This study examines tuberculosis discourse in order to understand the ideological factors surrounding the disease. It reveals that a dominant focus on biomedical issues and HIV/AIDS has undermined existing perceptions of the social causes of tuberculosis disease. The effect is an individualising of tuberculosis and its removal from a social context. This together with a hegemonic neo-liberal paradigm of development and state spending dictates that the biomedical reductionist treatment for certain diseases – like tuberculosis – is most “cost-effective” and thus is advocated for disease control. Consequently, the state is required to merely provide health-care in a manner that ignores the social context of disease. The responsibility for the outcome of health care (i.e. health) is therefore deferred to the individual. The unintended consequence is that as private organisations (both for- and not-for-profit) take up the state’s responsibility, citizens become disempowered by their limited ability to hold the state accountable, or to engage in meaningful ways that bring about structural change.
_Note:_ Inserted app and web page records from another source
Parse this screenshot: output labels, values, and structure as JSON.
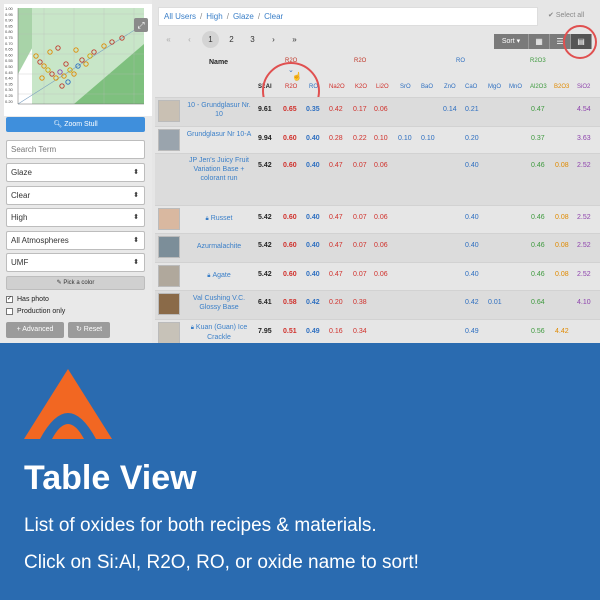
{
  "breadcrumb": [
    "All Users",
    "High",
    "Glaze",
    "Clear"
  ],
  "select_all": "Select all",
  "expand_icon": "expand-icon",
  "zoom_button": "Zoom Stull",
  "zoom_icon": "search-icon",
  "chart_ticks": [
    "1.00",
    "0.95",
    "0.90",
    "0.85",
    "0.80",
    "0.75",
    "0.70",
    "0.65",
    "0.60",
    "0.55",
    "0.50",
    "0.45",
    "0.40",
    "0.35",
    "0.30",
    "0.25",
    "0.20"
  ],
  "filters": {
    "search_placeholder": "Search Term",
    "type": "Glaze",
    "subtype": "Clear",
    "cone": "High",
    "atmosphere": "All Atmospheres",
    "analysis": "UMF"
  },
  "pick_color": "Pick a color",
  "has_photo": "Has photo",
  "production_only": "Production only",
  "advanced": "Advanced",
  "reset": "Reset",
  "pager": [
    "«",
    "‹",
    "1",
    "2",
    "3",
    "›",
    "»"
  ],
  "sort_button": "Sort",
  "header": {
    "name": "Name",
    "sial": "Si:Al",
    "r2o_group": "R2O",
    "ro_group": "RO",
    "r2o3_group": "R2O3",
    "r2o_col": "R2O",
    "ro_col": "RO",
    "oxides": [
      "Na2O",
      "K2O",
      "Li2O",
      "SrO",
      "BaO",
      "ZnO",
      "CaO",
      "MgO",
      "MnO",
      "Al2O3",
      "B2O3",
      "SiO2"
    ]
  },
  "rows": [
    {
      "name": "10 - Grundglasur Nr. 10",
      "locked": false,
      "sial": "9.61",
      "r2o": "0.65",
      "ro": "0.35",
      "na2o": "0.42",
      "k2o": "0.17",
      "li2o": "0.06",
      "sro": "",
      "bao": "",
      "zno": "0.14",
      "cao": "0.21",
      "mgo": "",
      "mno": "",
      "al2o3": "0.47",
      "b2o3": "",
      "sio2": "4.54"
    },
    {
      "name": "Grundglasur Nr 10-A",
      "locked": false,
      "sial": "9.94",
      "r2o": "0.60",
      "ro": "0.40",
      "na2o": "0.28",
      "k2o": "0.22",
      "li2o": "0.10",
      "sro": "0.10",
      "bao": "0.10",
      "zno": "",
      "cao": "0.20",
      "mgo": "",
      "mno": "",
      "al2o3": "0.37",
      "b2o3": "",
      "sio2": "3.63"
    },
    {
      "name": "JP Jen's Juicy Fruit Variation Base + colorant run",
      "locked": false,
      "sial": "5.42",
      "r2o": "0.60",
      "ro": "0.40",
      "na2o": "0.47",
      "k2o": "0.07",
      "li2o": "0.06",
      "sro": "",
      "bao": "",
      "zno": "",
      "cao": "0.40",
      "mgo": "",
      "mno": "",
      "al2o3": "0.46",
      "b2o3": "0.08",
      "sio2": "2.52"
    },
    {
      "name": "Russet",
      "locked": true,
      "sial": "5.42",
      "r2o": "0.60",
      "ro": "0.40",
      "na2o": "0.47",
      "k2o": "0.07",
      "li2o": "0.06",
      "sro": "",
      "bao": "",
      "zno": "",
      "cao": "0.40",
      "mgo": "",
      "mno": "",
      "al2o3": "0.46",
      "b2o3": "0.08",
      "sio2": "2.52"
    },
    {
      "name": "Azurmalachite",
      "locked": false,
      "sial": "5.42",
      "r2o": "0.60",
      "ro": "0.40",
      "na2o": "0.47",
      "k2o": "0.07",
      "li2o": "0.06",
      "sro": "",
      "bao": "",
      "zno": "",
      "cao": "0.40",
      "mgo": "",
      "mno": "",
      "al2o3": "0.46",
      "b2o3": "0.08",
      "sio2": "2.52"
    },
    {
      "name": "Agate",
      "locked": true,
      "sial": "5.42",
      "r2o": "0.60",
      "ro": "0.40",
      "na2o": "0.47",
      "k2o": "0.07",
      "li2o": "0.06",
      "sro": "",
      "bao": "",
      "zno": "",
      "cao": "0.40",
      "mgo": "",
      "mno": "",
      "al2o3": "0.46",
      "b2o3": "0.08",
      "sio2": "2.52"
    },
    {
      "name": "Val Cushing V.C. Glossy Base",
      "locked": false,
      "sial": "6.41",
      "r2o": "0.58",
      "ro": "0.42",
      "na2o": "0.20",
      "k2o": "0.38",
      "li2o": "",
      "sro": "",
      "bao": "",
      "zno": "",
      "cao": "0.42",
      "mgo": "0.01",
      "mno": "",
      "al2o3": "0.64",
      "b2o3": "",
      "sio2": "4.10"
    },
    {
      "name": "Kuan (Guan) Ice Crackle",
      "locked": true,
      "sial": "7.95",
      "r2o": "0.51",
      "ro": "0.49",
      "na2o": "0.16",
      "k2o": "0.34",
      "li2o": "",
      "sro": "",
      "bao": "",
      "zno": "",
      "cao": "0.49",
      "mgo": "",
      "mno": "",
      "al2o3": "0.56",
      "b2o3": "4.42",
      "sio2": ""
    }
  ],
  "promo": {
    "title": "Table View",
    "line1": "List of oxides for both recipes & materials.",
    "line2": "Click on Si:Al, R2O, RO, or oxide name to sort!"
  },
  "colors": {
    "accent_blue": "#3f8fdc",
    "promo_blue": "#2a6bb0",
    "logo_orange": "#f26722",
    "highlight_red": "#e05050"
  }
}
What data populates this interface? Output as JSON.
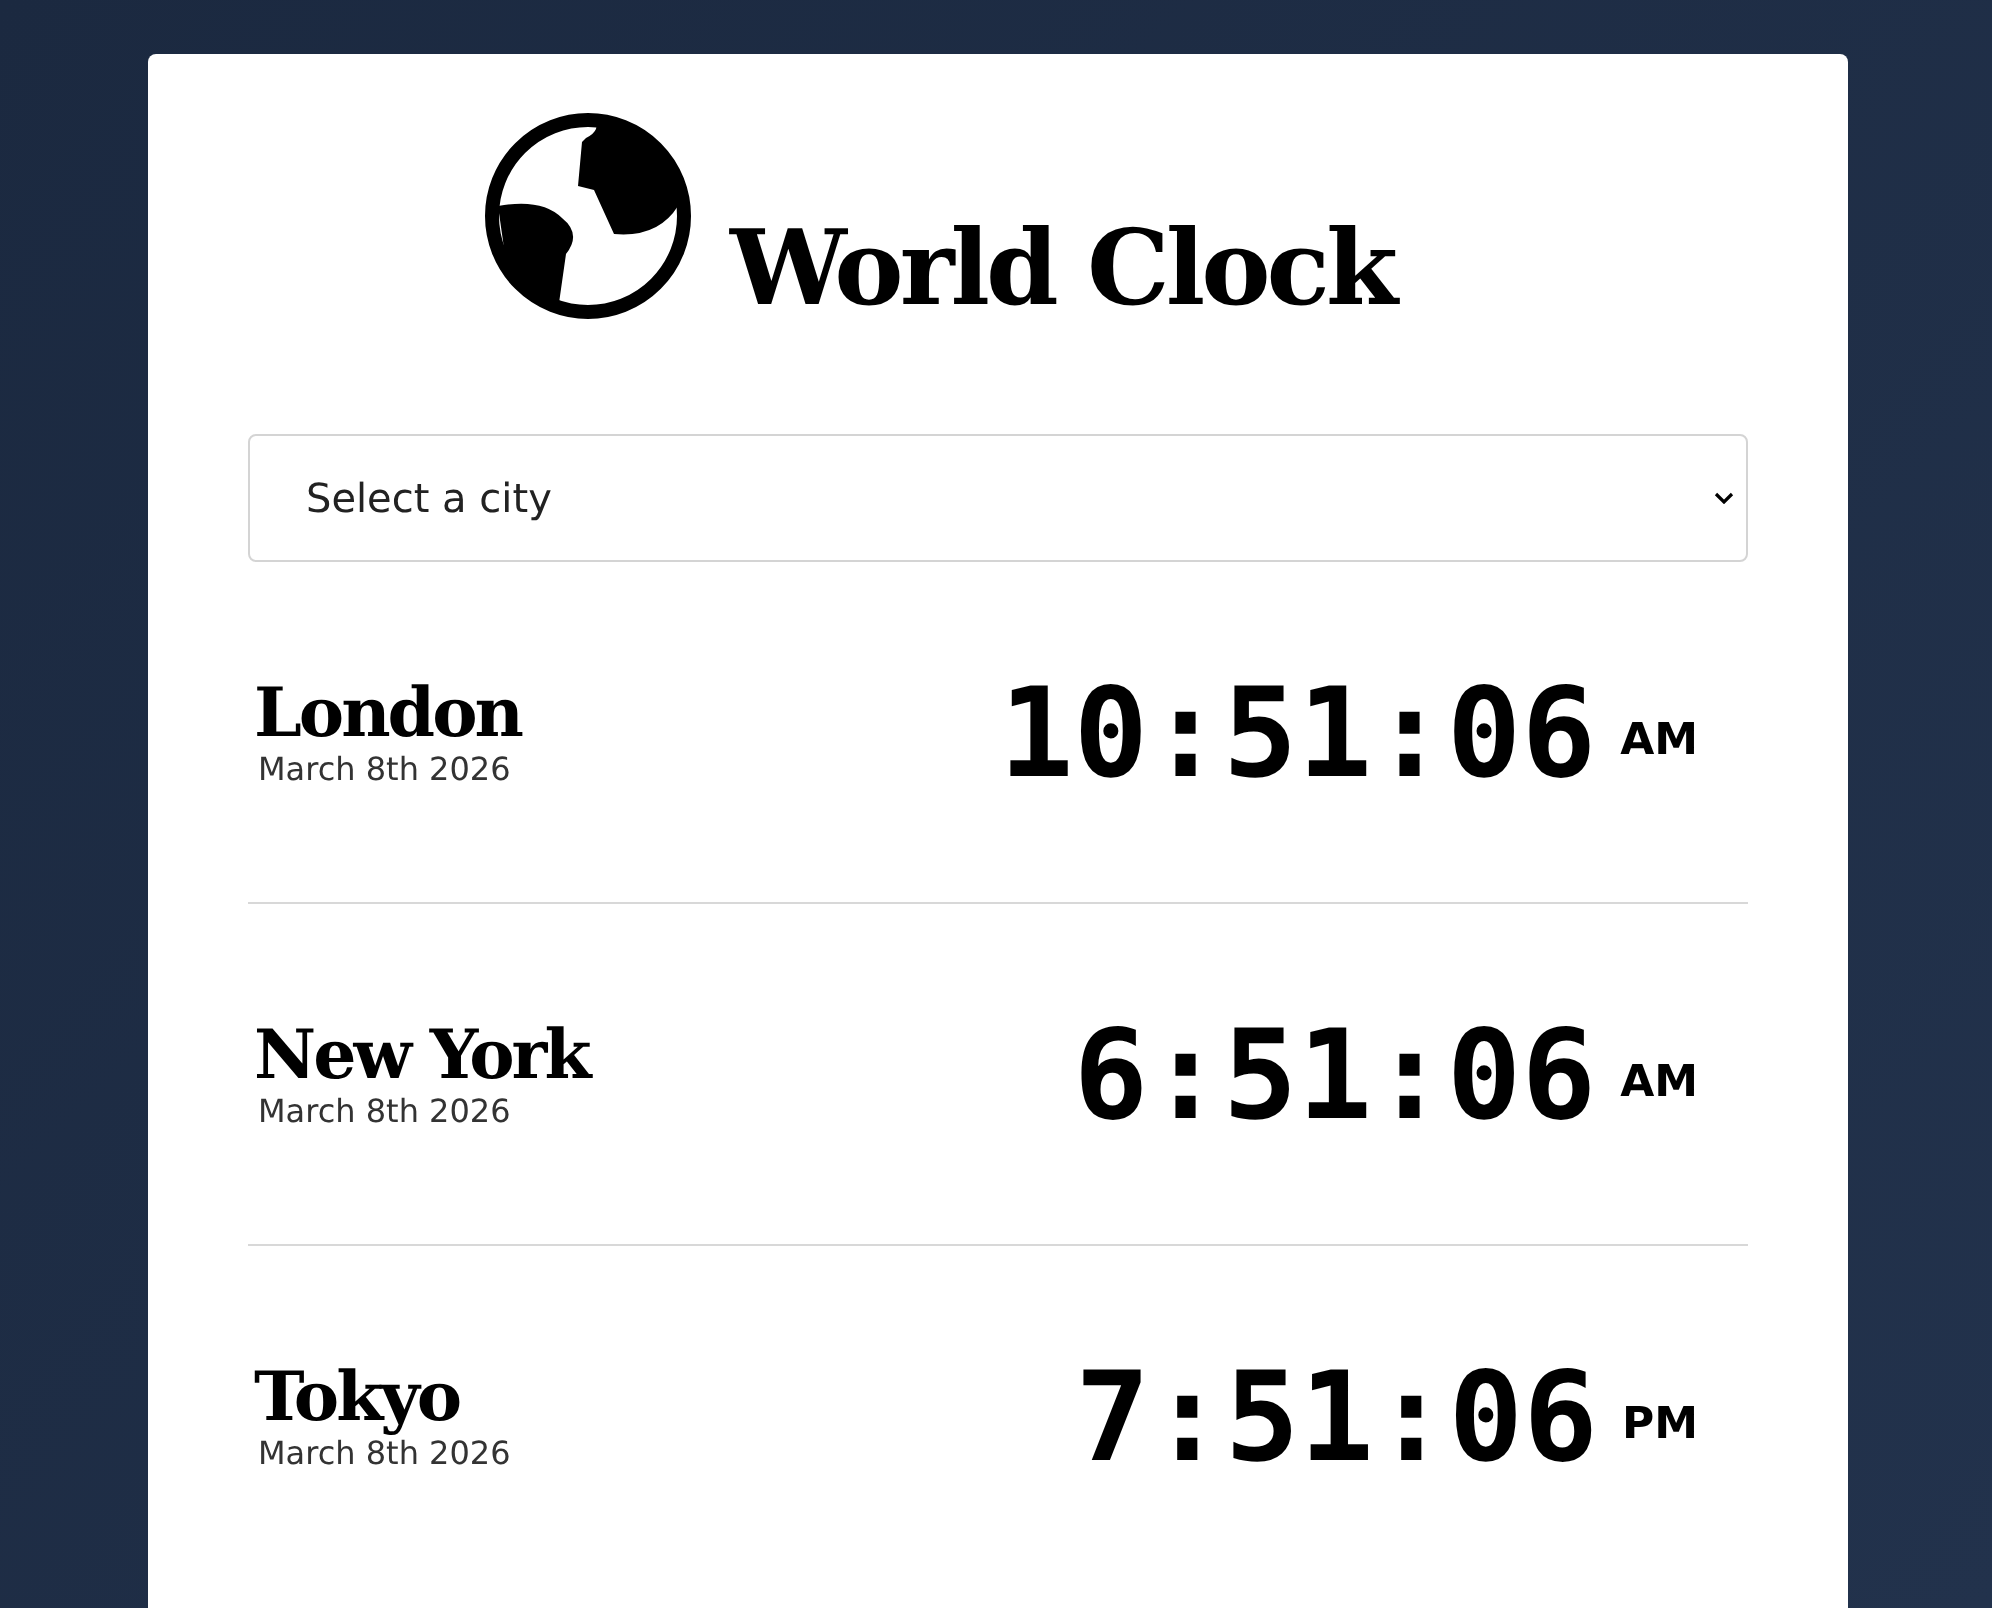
{
  "title": "World Clock",
  "city_select": {
    "placeholder": "Select a city"
  },
  "cities": [
    {
      "name": "London",
      "date": "March 8th 2026",
      "time": "10:51:06",
      "period": "AM"
    },
    {
      "name": "New York",
      "date": "March 8th 2026",
      "time": "6:51:06",
      "period": "AM"
    },
    {
      "name": "Tokyo",
      "date": "March 8th 2026",
      "time": "7:51:06",
      "period": "PM"
    }
  ]
}
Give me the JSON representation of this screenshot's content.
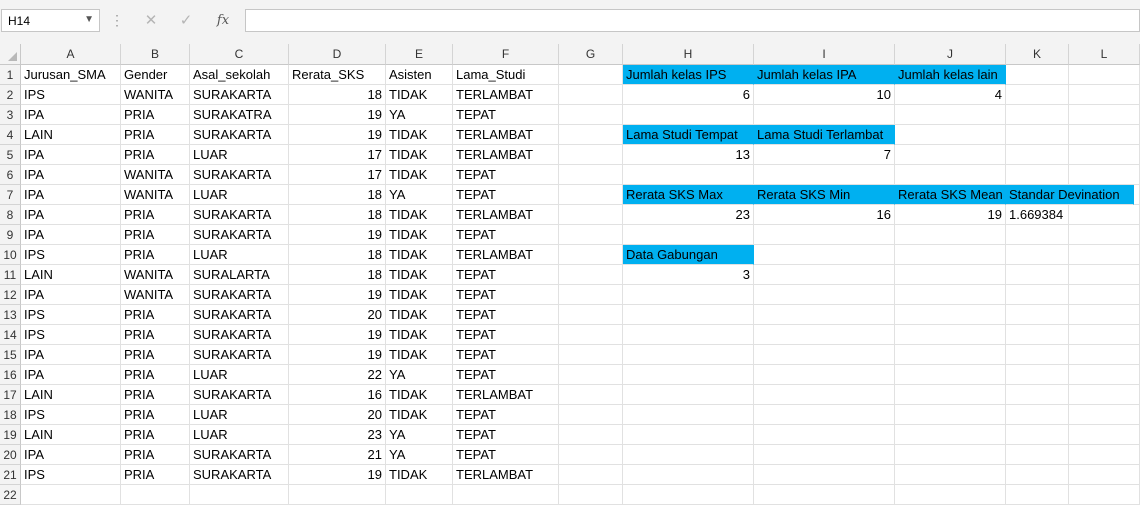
{
  "name_box": {
    "value": "H14"
  },
  "formula_bar": {
    "value": ""
  },
  "columns": [
    "A",
    "B",
    "C",
    "D",
    "E",
    "F",
    "G",
    "H",
    "I",
    "J",
    "K",
    "L"
  ],
  "rows": [
    "1",
    "2",
    "3",
    "4",
    "5",
    "6",
    "7",
    "8",
    "9",
    "10",
    "11",
    "12",
    "13",
    "14",
    "15",
    "16",
    "17",
    "18",
    "19",
    "20",
    "21",
    "22"
  ],
  "table": {
    "headers": [
      "Jurusan_SMA",
      "Gender",
      "Asal_sekolah",
      "Rerata_SKS",
      "Asisten",
      "Lama_Studi"
    ],
    "data": [
      [
        "IPS",
        "WANITA",
        "SURAKARTA",
        "18",
        "TIDAK",
        "TERLAMBAT"
      ],
      [
        "IPA",
        "PRIA",
        "SURAKATRA",
        "19",
        "YA",
        "TEPAT"
      ],
      [
        "LAIN",
        "PRIA",
        "SURAKARTA",
        "19",
        "TIDAK",
        "TERLAMBAT"
      ],
      [
        "IPA",
        "PRIA",
        "LUAR",
        "17",
        "TIDAK",
        "TERLAMBAT"
      ],
      [
        "IPA",
        "WANITA",
        "SURAKARTA",
        "17",
        "TIDAK",
        "TEPAT"
      ],
      [
        "IPA",
        "WANITA",
        "LUAR",
        "18",
        "YA",
        "TEPAT"
      ],
      [
        "IPA",
        "PRIA",
        "SURAKARTA",
        "18",
        "TIDAK",
        "TERLAMBAT"
      ],
      [
        "IPA",
        "PRIA",
        "SURAKARTA",
        "19",
        "TIDAK",
        "TEPAT"
      ],
      [
        "IPS",
        "PRIA",
        "LUAR",
        "18",
        "TIDAK",
        "TERLAMBAT"
      ],
      [
        "LAIN",
        "WANITA",
        "SURALARTA",
        "18",
        "TIDAK",
        "TEPAT"
      ],
      [
        "IPA",
        "WANITA",
        "SURAKARTA",
        "19",
        "TIDAK",
        "TEPAT"
      ],
      [
        "IPS",
        "PRIA",
        "SURAKARTA",
        "20",
        "TIDAK",
        "TEPAT"
      ],
      [
        "IPS",
        "PRIA",
        "SURAKARTA",
        "19",
        "TIDAK",
        "TEPAT"
      ],
      [
        "IPA",
        "PRIA",
        "SURAKARTA",
        "19",
        "TIDAK",
        "TEPAT"
      ],
      [
        "IPA",
        "PRIA",
        "LUAR",
        "22",
        "YA",
        "TEPAT"
      ],
      [
        "LAIN",
        "PRIA",
        "SURAKARTA",
        "16",
        "TIDAK",
        "TERLAMBAT"
      ],
      [
        "IPS",
        "PRIA",
        "LUAR",
        "20",
        "TIDAK",
        "TEPAT"
      ],
      [
        "LAIN",
        "PRIA",
        "LUAR",
        "23",
        "YA",
        "TEPAT"
      ],
      [
        "IPA",
        "PRIA",
        "SURAKARTA",
        "21",
        "YA",
        "TEPAT"
      ],
      [
        "IPS",
        "PRIA",
        "SURAKARTA",
        "19",
        "TIDAK",
        "TERLAMBAT"
      ]
    ]
  },
  "summary": {
    "jumlah_ips_label": "Jumlah kelas IPS",
    "jumlah_ips_value": "6",
    "jumlah_ipa_label": "Jumlah kelas IPA",
    "jumlah_ipa_value": "10",
    "jumlah_lain_label": "Jumlah kelas lain",
    "jumlah_lain_value": "4",
    "studi_tepat_label": "Lama Studi Tempat",
    "studi_tepat_value": "13",
    "studi_terlambat_label": "Lama Studi Terlambat",
    "studi_terlambat_value": "7",
    "sks_max_label": "Rerata SKS Max",
    "sks_max_value": "23",
    "sks_min_label": "Rerata SKS Min",
    "sks_min_value": "16",
    "sks_mean_label": "Rerata SKS Mean",
    "sks_mean_value": "19",
    "std_label": "Standar Devination",
    "std_value": "1.669384",
    "gabungan_label": "Data Gabungan",
    "gabungan_value": "3"
  },
  "colors": {
    "highlight": "#00b0f0",
    "header_bg": "#f3f3f3",
    "gridline": "#e1e1e1"
  },
  "icons": [
    "chevron-down-icon",
    "cancel-icon",
    "check-icon",
    "fx-icon"
  ]
}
As such, an environment that further disenfranchises the poor and defeats the purposes of health care in general is perpetuated and diseases like tuberculosis continue their deadly campaign.
Dissertation (MSocSci)--University of Pretoria, 2008.